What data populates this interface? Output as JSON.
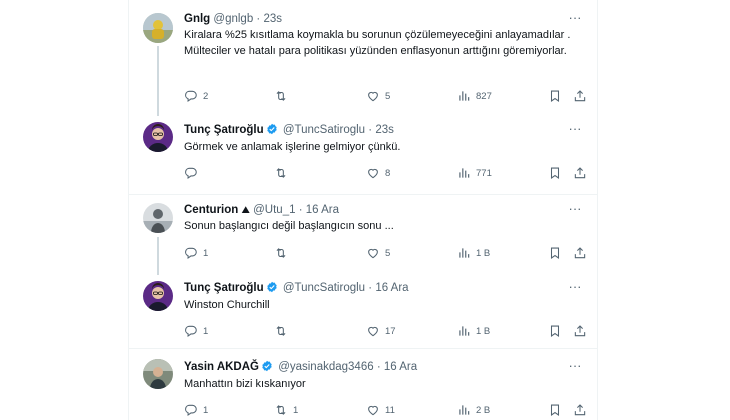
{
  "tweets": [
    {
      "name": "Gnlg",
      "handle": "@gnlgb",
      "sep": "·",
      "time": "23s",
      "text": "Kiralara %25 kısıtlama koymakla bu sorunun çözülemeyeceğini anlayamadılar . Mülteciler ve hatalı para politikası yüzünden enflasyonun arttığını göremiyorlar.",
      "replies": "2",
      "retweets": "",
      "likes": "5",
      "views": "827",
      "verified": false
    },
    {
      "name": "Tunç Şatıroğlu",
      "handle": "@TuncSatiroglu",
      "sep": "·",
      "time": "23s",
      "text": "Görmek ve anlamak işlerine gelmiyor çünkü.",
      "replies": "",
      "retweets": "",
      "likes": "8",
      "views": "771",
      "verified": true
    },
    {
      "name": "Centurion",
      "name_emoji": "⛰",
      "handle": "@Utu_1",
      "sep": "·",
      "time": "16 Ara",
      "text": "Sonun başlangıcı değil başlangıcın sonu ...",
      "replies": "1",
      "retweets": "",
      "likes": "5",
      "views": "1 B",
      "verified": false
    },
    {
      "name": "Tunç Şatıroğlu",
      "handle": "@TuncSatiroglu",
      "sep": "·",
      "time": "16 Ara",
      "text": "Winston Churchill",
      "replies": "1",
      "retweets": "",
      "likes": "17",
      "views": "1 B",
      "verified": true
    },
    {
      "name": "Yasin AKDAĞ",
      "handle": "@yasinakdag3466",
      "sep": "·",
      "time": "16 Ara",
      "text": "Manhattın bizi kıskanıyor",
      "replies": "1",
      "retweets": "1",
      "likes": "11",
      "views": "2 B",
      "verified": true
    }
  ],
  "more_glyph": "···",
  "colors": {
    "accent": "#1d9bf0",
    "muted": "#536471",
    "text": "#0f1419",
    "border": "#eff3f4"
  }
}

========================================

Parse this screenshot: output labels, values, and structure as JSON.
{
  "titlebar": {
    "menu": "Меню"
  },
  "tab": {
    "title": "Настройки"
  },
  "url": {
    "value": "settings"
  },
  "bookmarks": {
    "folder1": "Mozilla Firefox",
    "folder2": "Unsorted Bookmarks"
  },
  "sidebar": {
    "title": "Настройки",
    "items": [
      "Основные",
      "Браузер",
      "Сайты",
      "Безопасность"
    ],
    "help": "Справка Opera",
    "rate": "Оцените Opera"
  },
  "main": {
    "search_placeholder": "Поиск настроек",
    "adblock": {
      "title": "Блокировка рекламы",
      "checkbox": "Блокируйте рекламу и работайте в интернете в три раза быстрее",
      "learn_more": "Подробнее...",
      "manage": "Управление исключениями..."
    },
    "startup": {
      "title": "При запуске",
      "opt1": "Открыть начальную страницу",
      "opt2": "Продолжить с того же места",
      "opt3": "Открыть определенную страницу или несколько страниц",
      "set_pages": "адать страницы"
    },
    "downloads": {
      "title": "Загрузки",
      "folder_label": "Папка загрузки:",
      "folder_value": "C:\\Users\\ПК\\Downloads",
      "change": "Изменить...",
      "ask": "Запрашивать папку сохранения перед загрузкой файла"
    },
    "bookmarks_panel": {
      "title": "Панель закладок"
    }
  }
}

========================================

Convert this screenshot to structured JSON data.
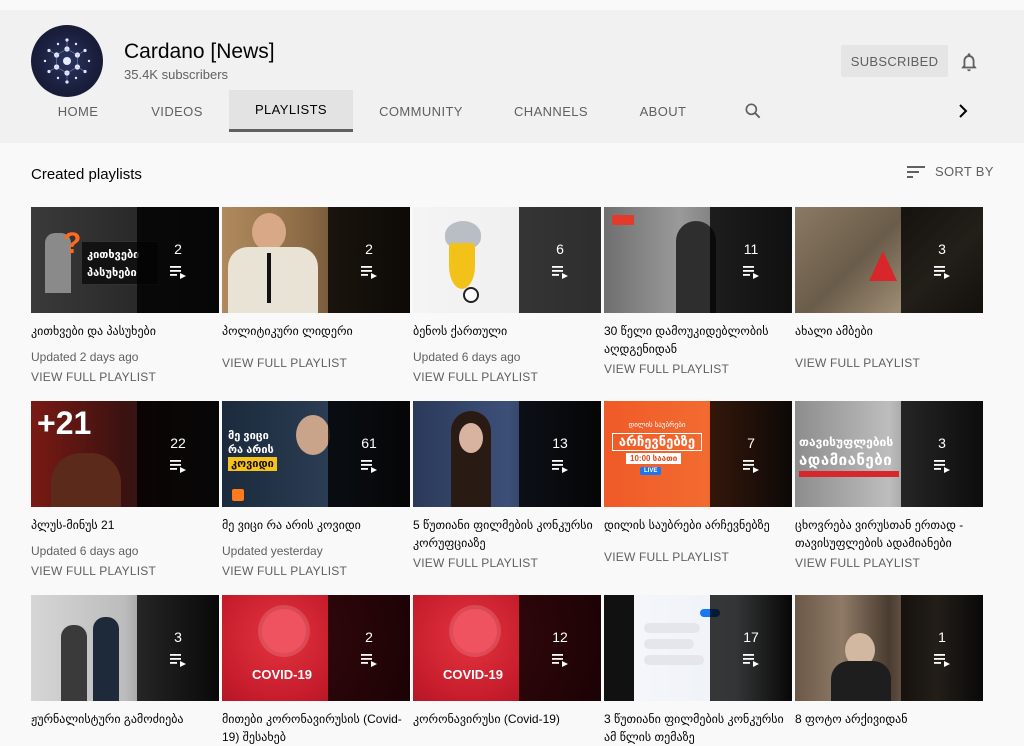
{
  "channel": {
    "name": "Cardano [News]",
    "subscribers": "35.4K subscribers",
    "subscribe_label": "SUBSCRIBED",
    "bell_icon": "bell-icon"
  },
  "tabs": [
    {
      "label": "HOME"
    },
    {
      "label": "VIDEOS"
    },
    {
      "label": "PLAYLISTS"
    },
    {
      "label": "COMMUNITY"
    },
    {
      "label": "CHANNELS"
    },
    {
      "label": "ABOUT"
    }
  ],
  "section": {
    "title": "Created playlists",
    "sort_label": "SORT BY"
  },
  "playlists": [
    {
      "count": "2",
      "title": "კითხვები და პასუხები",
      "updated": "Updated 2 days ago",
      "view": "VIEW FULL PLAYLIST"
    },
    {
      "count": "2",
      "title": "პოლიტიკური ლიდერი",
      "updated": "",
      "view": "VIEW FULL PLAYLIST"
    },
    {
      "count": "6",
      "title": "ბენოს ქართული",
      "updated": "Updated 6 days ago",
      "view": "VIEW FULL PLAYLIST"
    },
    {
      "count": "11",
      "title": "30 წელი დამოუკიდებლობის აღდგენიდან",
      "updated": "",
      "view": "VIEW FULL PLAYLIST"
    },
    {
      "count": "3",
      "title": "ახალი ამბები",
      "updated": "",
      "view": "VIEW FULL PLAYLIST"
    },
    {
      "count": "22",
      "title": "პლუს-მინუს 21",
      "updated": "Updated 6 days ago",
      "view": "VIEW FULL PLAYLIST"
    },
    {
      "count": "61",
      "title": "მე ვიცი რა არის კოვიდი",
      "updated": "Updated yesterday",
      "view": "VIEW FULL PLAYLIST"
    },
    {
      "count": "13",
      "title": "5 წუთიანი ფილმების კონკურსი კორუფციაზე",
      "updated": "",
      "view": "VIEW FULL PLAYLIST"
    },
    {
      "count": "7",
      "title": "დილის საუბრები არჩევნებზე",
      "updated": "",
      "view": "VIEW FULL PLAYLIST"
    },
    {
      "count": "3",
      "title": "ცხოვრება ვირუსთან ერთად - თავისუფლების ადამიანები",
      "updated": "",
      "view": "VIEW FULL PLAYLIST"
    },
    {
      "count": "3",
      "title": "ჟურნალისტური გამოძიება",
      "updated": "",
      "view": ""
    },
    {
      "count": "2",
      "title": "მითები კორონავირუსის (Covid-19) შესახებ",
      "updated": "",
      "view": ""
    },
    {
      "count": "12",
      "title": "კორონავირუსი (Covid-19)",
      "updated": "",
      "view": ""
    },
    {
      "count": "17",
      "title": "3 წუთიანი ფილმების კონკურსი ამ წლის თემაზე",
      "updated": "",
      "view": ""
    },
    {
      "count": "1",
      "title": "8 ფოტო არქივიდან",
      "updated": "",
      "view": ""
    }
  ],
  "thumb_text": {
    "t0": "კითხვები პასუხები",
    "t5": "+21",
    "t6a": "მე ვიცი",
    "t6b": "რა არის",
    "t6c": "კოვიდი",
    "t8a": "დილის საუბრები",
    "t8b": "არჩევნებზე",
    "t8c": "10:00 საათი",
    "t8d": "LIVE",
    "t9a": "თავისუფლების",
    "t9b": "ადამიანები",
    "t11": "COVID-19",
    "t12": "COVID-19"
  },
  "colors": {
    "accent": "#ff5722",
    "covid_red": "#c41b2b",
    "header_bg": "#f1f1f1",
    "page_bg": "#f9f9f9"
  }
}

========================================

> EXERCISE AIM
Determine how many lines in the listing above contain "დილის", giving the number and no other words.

> SOLUTION FOR THIS TASK
2